1800s: Aristocrats Catch On Always on the lookout for ways to exploit media for their own ends, aristocrats in the 1800s used personal ads to broadcast their interest in romantic engagements that seem scandalous by today's standards.
An 1841 ad in the Journal of Munich tells of a 70-year-old Baron seeking a woman "between 16 and 20 having good teeth and little feet." (Well...
I mean, one could argue that even Voyager 1's Golden Record is kind of a massive, interstellar personal ad (complete with the recorded sound of a kiss! It's as if humanity decided to document all our best features and send them into space with this message: So dating apps are really the latest manifestation of human beings doing what we've always done -- create new tools to communicate and then turn around and use those tools to find love, sex and companionship.
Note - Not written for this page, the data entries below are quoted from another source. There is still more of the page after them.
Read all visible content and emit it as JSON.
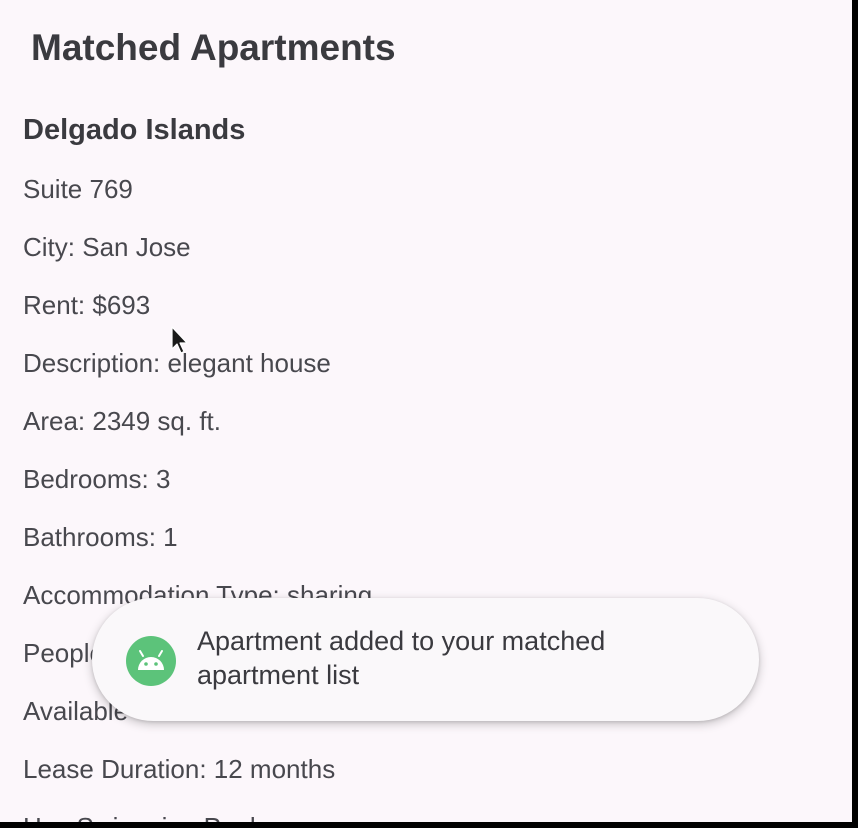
{
  "page": {
    "title": "Matched Apartments"
  },
  "apartment": {
    "name": "Delgado Islands",
    "suite": "Suite 769",
    "city": "City: San Jose",
    "rent": "Rent: $693",
    "description": "Description: elegant house",
    "area": "Area: 2349 sq. ft.",
    "bedrooms": "Bedrooms: 3",
    "bathrooms": "Bathrooms: 1",
    "accommodation": "Accommodation Type: sharing",
    "people": "People",
    "availability": "Available",
    "lease": "Lease Duration: 12 months",
    "next_field": "Has Swimming Pool"
  },
  "toast": {
    "message": "Apartment added to your matched apartment list",
    "icon": "android-icon",
    "icon_color": "#5cc37a"
  },
  "cursor": {
    "icon": "mouse-pointer-icon"
  }
}
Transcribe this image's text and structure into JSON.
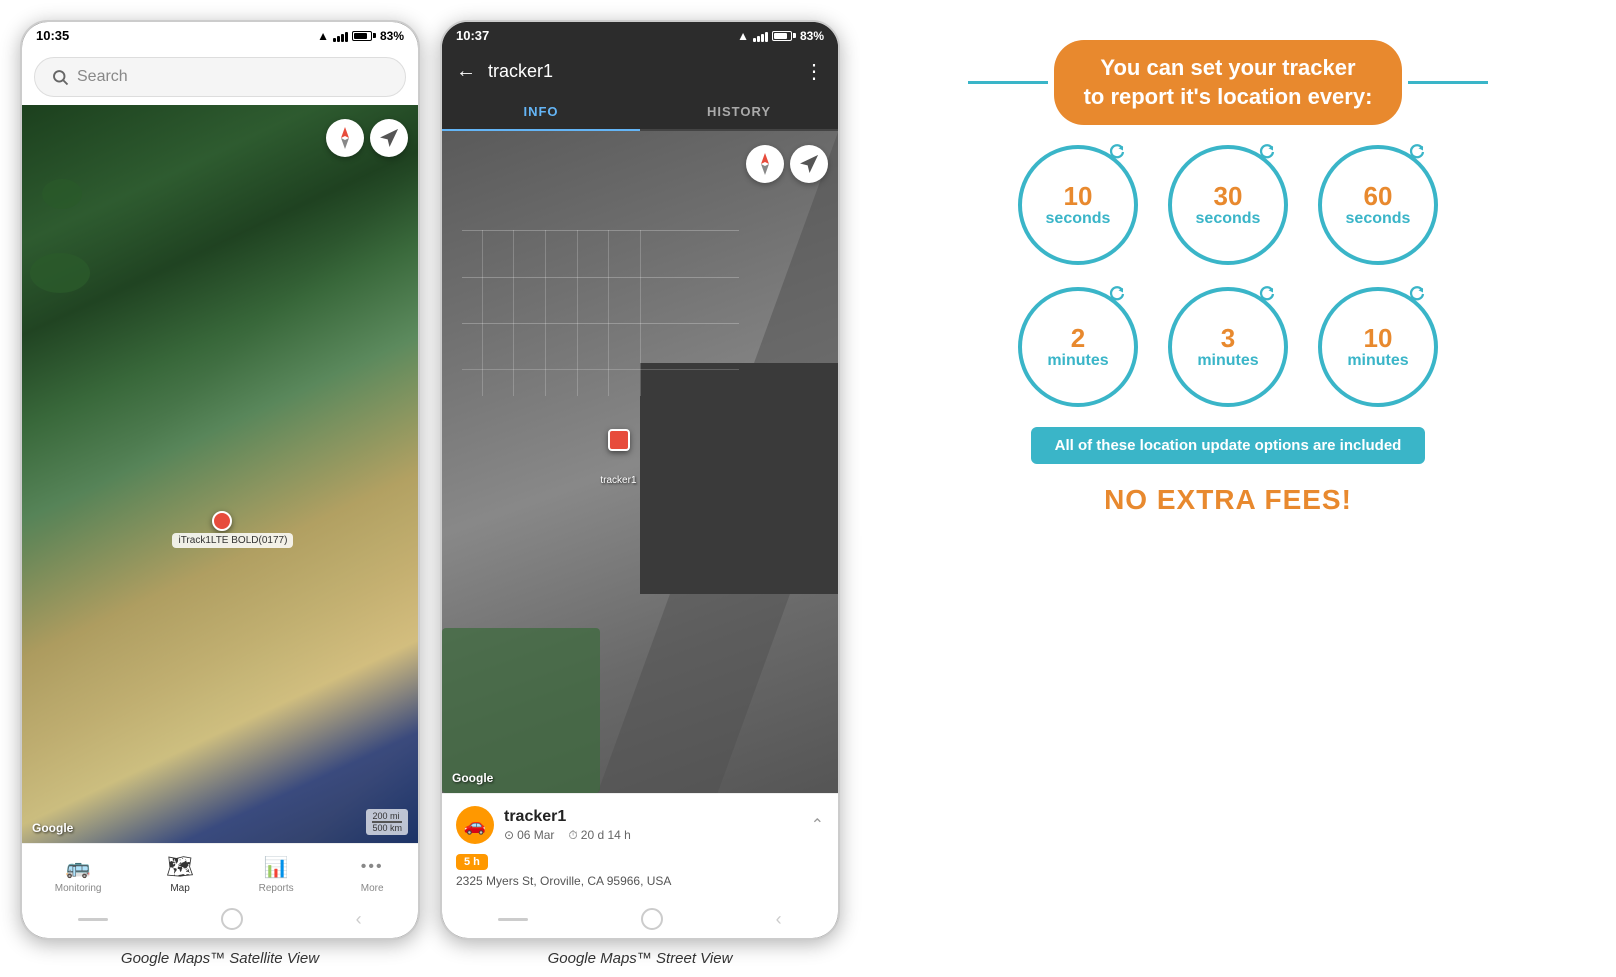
{
  "phone1": {
    "status_time": "10:35",
    "status_signal": "83%",
    "search_placeholder": "Search",
    "tracker_label": "iTrack1LTE BOLD(0177)",
    "google_branding": "Google",
    "scale_text": "200 mi\n500 km",
    "nav_items": [
      {
        "label": "Monitoring",
        "icon": "🚌",
        "active": false
      },
      {
        "label": "Map",
        "icon": "📍",
        "active": true
      },
      {
        "label": "Reports",
        "icon": "📊",
        "active": false
      },
      {
        "label": "More",
        "icon": "···",
        "active": false
      }
    ],
    "caption": "Google Maps™ Satellite View"
  },
  "phone2": {
    "status_time": "10:37",
    "status_signal": "83%",
    "tracker_name": "tracker1",
    "tabs": [
      {
        "label": "INFO",
        "active": true
      },
      {
        "label": "HISTORY",
        "active": false
      }
    ],
    "google_branding": "Google",
    "tracker_label": "tracker1",
    "info": {
      "name": "tracker1",
      "date": "06 Mar",
      "duration": "20 d 14 h",
      "time_badge": "5 h",
      "address": "2325 Myers St, Oroville, CA 95966, USA"
    },
    "caption": "Google Maps™ Street View"
  },
  "infographic": {
    "title_line1": "You can set your tracker",
    "title_line2": "to report it's location every:",
    "circles": [
      {
        "number": "10",
        "unit": "seconds"
      },
      {
        "number": "30",
        "unit": "seconds"
      },
      {
        "number": "60",
        "unit": "seconds"
      },
      {
        "number": "2",
        "unit": "minutes"
      },
      {
        "number": "3",
        "unit": "minutes"
      },
      {
        "number": "10",
        "unit": "minutes"
      }
    ],
    "included_text": "All of these location update options are included",
    "no_fees_text": "NO EXTRA FEES!",
    "accent_color": "#e8892e",
    "blue_color": "#3ab5c8"
  }
}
Have prominent position with the rail company, have 75-acre ranch also house in town; object matrimony if suited; have boy 13 years old, would not object to housekeeper having child. Young woman, reared in luxury, having lost everything and earned her living for the past eight years, is tired of teaching and wishes a home: would like to meet a well-to-do businessman who would appreciate refinement and affection in a wife. If only these two had found each other's personals then.....
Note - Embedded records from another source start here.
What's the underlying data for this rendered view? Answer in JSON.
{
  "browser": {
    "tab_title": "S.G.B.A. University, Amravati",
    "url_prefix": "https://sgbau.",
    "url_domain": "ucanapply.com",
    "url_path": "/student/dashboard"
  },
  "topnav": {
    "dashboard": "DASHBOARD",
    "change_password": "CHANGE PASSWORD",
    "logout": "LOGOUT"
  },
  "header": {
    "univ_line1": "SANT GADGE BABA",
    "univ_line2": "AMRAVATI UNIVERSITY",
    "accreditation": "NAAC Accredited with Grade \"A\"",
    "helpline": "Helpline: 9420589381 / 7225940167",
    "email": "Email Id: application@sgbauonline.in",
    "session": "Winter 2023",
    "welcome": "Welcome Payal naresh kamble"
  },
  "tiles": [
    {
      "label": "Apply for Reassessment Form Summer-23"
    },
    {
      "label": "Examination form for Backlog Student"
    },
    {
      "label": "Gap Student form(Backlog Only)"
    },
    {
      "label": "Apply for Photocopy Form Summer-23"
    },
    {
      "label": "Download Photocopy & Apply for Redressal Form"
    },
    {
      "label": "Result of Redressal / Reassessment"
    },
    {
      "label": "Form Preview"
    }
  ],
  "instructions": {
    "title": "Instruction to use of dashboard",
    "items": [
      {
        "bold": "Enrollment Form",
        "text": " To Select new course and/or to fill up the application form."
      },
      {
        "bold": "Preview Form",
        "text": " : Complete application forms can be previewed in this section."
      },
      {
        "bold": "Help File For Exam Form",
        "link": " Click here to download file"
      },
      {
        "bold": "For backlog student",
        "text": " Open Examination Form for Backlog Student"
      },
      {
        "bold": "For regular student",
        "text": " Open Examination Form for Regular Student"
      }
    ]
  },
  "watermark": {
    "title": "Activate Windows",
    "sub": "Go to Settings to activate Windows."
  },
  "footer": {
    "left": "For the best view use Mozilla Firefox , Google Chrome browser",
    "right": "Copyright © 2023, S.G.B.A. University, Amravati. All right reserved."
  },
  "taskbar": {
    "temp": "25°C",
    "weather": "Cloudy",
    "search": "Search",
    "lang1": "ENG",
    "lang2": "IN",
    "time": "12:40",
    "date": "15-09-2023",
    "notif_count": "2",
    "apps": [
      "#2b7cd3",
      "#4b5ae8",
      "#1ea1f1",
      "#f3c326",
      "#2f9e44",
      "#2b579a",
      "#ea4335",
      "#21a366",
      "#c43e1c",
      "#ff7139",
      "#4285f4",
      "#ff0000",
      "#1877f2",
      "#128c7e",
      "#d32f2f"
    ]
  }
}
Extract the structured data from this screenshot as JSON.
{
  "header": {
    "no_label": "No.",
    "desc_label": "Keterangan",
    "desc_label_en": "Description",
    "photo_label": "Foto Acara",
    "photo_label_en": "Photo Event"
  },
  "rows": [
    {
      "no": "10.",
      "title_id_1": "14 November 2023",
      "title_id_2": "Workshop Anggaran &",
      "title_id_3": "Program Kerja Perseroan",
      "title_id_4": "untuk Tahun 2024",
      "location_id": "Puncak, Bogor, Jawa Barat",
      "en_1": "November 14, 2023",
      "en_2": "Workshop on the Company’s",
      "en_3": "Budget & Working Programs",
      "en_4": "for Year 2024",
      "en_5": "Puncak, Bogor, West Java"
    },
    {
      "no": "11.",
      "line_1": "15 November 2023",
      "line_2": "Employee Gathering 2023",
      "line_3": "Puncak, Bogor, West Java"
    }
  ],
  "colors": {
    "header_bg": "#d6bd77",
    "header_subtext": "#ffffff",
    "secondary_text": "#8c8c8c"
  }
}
The popularity of personals paved the way for grifters who soon realized that they could prey on the vulnerability of people seeking love.
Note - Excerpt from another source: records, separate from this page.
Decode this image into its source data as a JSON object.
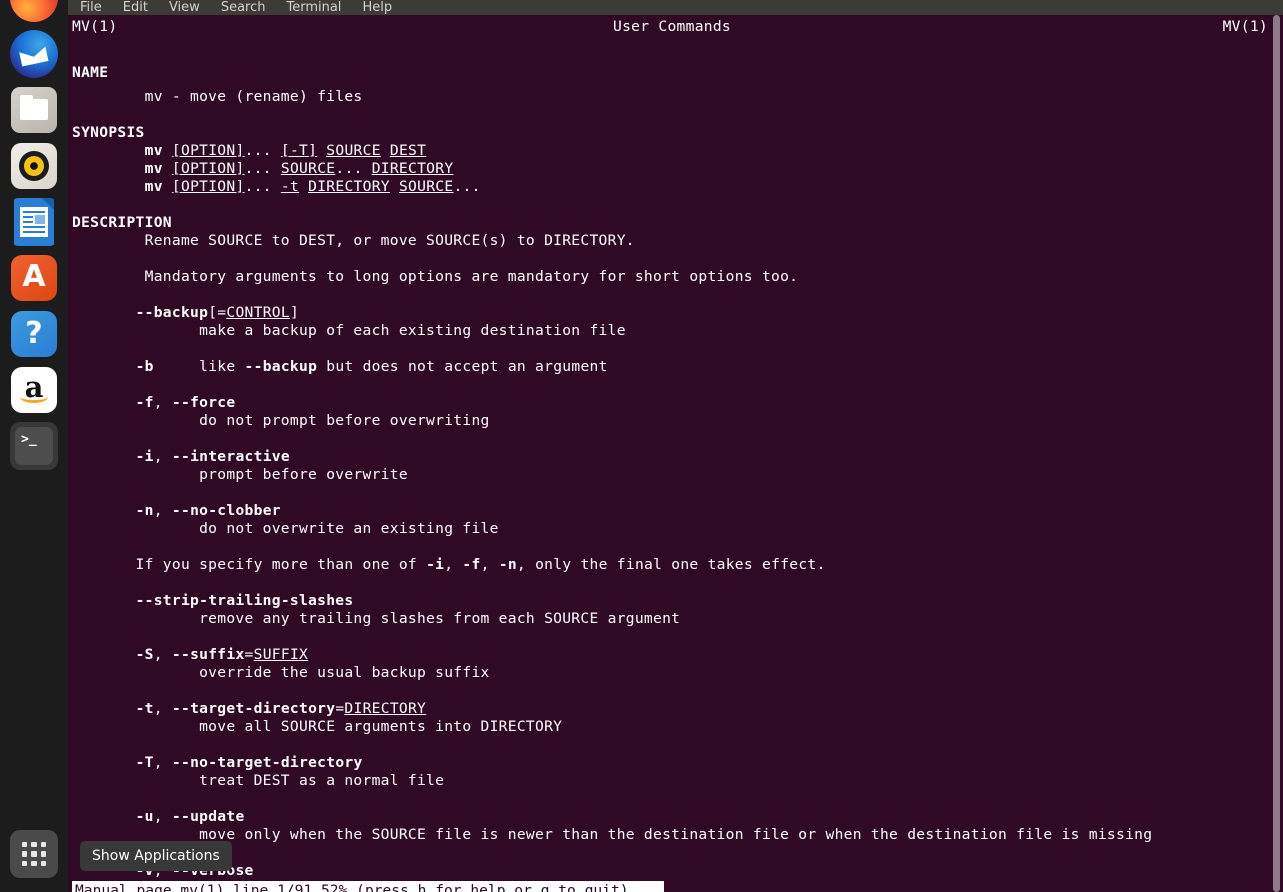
{
  "dock": {
    "items": [
      {
        "name": "firefox",
        "label": "Firefox Web Browser",
        "running": false
      },
      {
        "name": "thunderbird",
        "label": "Thunderbird Mail",
        "running": false
      },
      {
        "name": "files",
        "label": "Files",
        "running": false
      },
      {
        "name": "rhythmbox",
        "label": "Rhythmbox",
        "running": false
      },
      {
        "name": "libreoffice-writer",
        "label": "LibreOffice Writer",
        "running": false
      },
      {
        "name": "ubuntu-software",
        "label": "Ubuntu Software",
        "glyph": "A",
        "running": false
      },
      {
        "name": "help",
        "label": "Help",
        "glyph": "?",
        "running": false
      },
      {
        "name": "amazon",
        "label": "Amazon",
        "glyph": "a",
        "running": false
      },
      {
        "name": "terminal",
        "label": "Terminal",
        "glyph": ">_",
        "running": true
      }
    ],
    "show_applications_label": "Show Applications"
  },
  "tooltip": {
    "text": "Show Applications"
  },
  "terminal": {
    "menu": [
      "File",
      "Edit",
      "View",
      "Search",
      "Terminal",
      "Help"
    ],
    "header": {
      "left": "MV(1)",
      "center": "User Commands",
      "right": "MV(1)"
    },
    "status_line": "Manual page mv(1) line 1/91 52% (press h for help or q to quit)",
    "colors": {
      "background": "#300a24",
      "foreground": "#ffffff",
      "menubar": "#3c3b37",
      "dock": "#1c1c1c",
      "running_dot": "#e9590c",
      "scrollbar_thumb": "#8f7b88"
    },
    "man_page": {
      "command": "mv",
      "section": "1",
      "sections": [
        {
          "heading": "NAME",
          "lines": [
            "        mv - move (rename) files"
          ]
        },
        {
          "heading": "SYNOPSIS",
          "lines": [
            "        mv [OPTION]... [-T] SOURCE DEST",
            "        mv [OPTION]... SOURCE... DIRECTORY",
            "        mv [OPTION]... -t DIRECTORY SOURCE..."
          ]
        },
        {
          "heading": "DESCRIPTION",
          "lines": [
            "        Rename SOURCE to DEST, or move SOURCE(s) to DIRECTORY.",
            "",
            "        Mandatory arguments to long options are mandatory for short options too."
          ]
        }
      ],
      "options": [
        {
          "term": "--backup[=CONTROL]",
          "desc": "make a backup of each existing destination file"
        },
        {
          "term": "-b",
          "desc": "like --backup but does not accept an argument",
          "inline": true
        },
        {
          "term": "-f, --force",
          "desc": "do not prompt before overwriting"
        },
        {
          "term": "-i, --interactive",
          "desc": "prompt before overwrite"
        },
        {
          "term": "-n, --no-clobber",
          "desc": "do not overwrite an existing file"
        },
        {
          "term": "--strip-trailing-slashes",
          "desc": "remove any trailing slashes from each SOURCE argument"
        },
        {
          "term": "-S, --suffix=SUFFIX",
          "desc": "override the usual backup suffix"
        },
        {
          "term": "-t, --target-directory=DIRECTORY",
          "desc": "move all SOURCE arguments into DIRECTORY"
        },
        {
          "term": "-T, --no-target-directory",
          "desc": "treat DEST as a normal file"
        },
        {
          "term": "-u, --update",
          "desc": "move only when the SOURCE file is newer than the destination file or when the destination file is missing"
        },
        {
          "term": "-v, --verbose",
          "desc": ""
        }
      ],
      "note": "If you specify more than one of -i, -f, -n, only the final one takes effect."
    }
  }
}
Scam artists caused a scandal that many newspapers ran with, and personals disappeared practically overnight as public attitudes became more cautious.
Less-Than-Fun fact: homosexuality was outlawed and punishable by death in the UK by wife-murderer Henry VIII and continued to be illegal until 1967. A., anyone accused of being a "sodomite" doing "buggery" was also legally sentenced to death as of 1776.) Coded words, female names and other signals in personals were channels to privately expressing vulnerability and find companionship that society forbade.
During this time, gathering sites for gay men known as Molly Houses were subject to regular raids by law enforcement. 1727: Women Get Smacked Down for Expressing Personal Desire In 1727, Englishwoman Helen Morrison became the first woman to place an ad in a Lonely Hearts column.